*** DATA SECTION Section Begins ***

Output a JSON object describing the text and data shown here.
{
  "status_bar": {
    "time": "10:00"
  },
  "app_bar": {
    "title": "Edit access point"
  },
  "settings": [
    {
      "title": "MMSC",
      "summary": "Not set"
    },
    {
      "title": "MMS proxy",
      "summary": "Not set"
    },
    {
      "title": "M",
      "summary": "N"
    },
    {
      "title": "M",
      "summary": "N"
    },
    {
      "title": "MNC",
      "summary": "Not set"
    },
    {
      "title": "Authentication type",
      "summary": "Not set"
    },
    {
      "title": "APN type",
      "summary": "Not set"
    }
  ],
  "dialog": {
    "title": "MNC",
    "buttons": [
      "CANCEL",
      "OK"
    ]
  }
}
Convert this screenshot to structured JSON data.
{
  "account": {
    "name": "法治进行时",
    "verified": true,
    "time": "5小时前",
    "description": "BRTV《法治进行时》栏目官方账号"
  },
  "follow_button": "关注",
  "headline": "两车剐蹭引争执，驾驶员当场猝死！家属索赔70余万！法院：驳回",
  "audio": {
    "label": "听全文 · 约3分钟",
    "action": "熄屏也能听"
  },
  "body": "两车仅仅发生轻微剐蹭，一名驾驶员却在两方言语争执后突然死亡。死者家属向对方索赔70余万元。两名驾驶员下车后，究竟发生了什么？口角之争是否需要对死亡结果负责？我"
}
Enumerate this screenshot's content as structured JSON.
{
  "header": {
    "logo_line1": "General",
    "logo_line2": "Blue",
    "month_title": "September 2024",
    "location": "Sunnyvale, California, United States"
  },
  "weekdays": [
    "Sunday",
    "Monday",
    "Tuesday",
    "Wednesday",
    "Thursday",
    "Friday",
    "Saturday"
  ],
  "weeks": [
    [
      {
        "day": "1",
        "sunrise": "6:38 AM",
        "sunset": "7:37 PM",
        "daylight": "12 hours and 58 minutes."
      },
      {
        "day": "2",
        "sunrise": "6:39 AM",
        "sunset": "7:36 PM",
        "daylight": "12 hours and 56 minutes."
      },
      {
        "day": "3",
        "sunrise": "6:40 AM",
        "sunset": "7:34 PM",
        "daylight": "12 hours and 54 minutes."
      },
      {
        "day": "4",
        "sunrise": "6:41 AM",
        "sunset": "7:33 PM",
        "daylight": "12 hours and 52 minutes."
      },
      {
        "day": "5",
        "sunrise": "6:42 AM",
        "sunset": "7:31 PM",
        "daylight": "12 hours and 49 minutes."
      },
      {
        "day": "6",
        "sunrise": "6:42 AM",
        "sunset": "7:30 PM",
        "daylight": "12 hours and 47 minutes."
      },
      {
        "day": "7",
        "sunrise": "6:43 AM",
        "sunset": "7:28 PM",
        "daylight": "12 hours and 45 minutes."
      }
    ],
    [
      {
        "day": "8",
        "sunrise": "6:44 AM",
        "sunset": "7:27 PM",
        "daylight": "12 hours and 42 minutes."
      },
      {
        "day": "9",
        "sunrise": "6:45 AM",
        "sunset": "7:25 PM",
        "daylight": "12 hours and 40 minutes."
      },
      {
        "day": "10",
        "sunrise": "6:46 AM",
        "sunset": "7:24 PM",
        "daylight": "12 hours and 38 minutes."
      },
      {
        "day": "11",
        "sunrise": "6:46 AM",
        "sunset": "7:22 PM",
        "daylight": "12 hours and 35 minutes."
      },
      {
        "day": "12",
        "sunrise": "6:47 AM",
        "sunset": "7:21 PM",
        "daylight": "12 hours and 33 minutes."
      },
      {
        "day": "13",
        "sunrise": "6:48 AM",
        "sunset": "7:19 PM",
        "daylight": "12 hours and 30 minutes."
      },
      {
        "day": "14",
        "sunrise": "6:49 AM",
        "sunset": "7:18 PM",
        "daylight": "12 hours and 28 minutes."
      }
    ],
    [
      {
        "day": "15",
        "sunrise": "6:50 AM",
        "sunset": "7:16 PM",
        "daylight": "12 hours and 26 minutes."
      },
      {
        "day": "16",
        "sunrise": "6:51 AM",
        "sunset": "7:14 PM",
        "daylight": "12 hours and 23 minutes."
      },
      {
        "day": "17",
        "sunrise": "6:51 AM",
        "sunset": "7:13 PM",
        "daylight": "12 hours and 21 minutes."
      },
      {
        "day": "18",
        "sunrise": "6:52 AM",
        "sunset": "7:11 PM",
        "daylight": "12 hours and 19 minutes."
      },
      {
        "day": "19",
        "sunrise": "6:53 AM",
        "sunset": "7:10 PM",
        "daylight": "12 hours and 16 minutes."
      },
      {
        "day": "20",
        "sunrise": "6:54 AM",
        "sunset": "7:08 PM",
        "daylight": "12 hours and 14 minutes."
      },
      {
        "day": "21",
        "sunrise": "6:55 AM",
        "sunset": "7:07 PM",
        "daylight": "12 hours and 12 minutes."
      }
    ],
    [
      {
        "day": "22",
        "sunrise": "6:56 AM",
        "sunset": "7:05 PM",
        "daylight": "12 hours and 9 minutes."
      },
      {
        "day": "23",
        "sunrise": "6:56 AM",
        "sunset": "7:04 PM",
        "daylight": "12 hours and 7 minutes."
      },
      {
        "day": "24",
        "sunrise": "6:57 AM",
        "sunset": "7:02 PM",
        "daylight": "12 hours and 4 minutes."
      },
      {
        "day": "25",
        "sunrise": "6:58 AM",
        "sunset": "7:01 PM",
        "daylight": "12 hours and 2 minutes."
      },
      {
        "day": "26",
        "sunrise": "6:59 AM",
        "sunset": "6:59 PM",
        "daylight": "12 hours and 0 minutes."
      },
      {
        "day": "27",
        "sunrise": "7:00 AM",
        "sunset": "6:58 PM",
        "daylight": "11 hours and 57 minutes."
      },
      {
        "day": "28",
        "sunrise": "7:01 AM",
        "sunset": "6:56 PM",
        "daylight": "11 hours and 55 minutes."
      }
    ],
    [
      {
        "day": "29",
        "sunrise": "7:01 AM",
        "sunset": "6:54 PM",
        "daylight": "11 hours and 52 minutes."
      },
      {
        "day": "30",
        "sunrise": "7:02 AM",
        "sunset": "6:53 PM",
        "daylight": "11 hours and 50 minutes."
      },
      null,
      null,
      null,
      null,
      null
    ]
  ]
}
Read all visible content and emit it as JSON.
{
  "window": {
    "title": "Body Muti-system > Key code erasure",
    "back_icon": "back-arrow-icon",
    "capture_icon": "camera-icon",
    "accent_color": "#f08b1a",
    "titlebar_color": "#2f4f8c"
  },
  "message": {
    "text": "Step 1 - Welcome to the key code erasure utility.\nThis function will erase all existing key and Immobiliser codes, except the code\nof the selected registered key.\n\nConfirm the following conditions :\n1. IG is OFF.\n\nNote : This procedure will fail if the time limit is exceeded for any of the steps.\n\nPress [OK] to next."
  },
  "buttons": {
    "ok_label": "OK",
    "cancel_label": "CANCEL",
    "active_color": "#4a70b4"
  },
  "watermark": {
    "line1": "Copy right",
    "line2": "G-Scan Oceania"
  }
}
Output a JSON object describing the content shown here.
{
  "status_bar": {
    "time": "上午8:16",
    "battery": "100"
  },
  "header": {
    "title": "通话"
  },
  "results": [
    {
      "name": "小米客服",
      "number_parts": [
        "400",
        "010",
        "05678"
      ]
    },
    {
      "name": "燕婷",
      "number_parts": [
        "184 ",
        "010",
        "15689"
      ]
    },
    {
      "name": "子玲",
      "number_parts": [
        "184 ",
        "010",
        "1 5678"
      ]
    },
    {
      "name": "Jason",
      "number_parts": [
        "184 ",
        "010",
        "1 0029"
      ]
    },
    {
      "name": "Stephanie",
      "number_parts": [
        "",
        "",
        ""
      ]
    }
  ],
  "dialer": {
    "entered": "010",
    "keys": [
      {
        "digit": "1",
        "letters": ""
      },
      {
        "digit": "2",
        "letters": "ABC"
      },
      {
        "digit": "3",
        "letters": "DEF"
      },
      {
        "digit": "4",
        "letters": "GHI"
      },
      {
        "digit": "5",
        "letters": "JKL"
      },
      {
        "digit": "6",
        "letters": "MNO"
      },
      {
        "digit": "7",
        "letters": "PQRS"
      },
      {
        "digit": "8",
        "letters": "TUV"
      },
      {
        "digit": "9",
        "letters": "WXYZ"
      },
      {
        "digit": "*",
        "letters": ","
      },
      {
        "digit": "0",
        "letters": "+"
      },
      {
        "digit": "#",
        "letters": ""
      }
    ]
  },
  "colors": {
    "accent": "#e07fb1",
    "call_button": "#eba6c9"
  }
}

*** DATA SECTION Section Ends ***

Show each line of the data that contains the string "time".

    "time": "10:00"
    "time": "5小时前",
    "text": "Step 1 - Welcome to the key code erasure utility.\nThis function will erase all existing key and Immobiliser codes, except the code\nof the selected registered key.\n\nConfirm the following conditions :\n1. IG is OFF.\n\nNote : This procedure will fail if the time limit is exceeded for any of the steps.\n\nPress [OK] to next."
    "time": "上午8:16",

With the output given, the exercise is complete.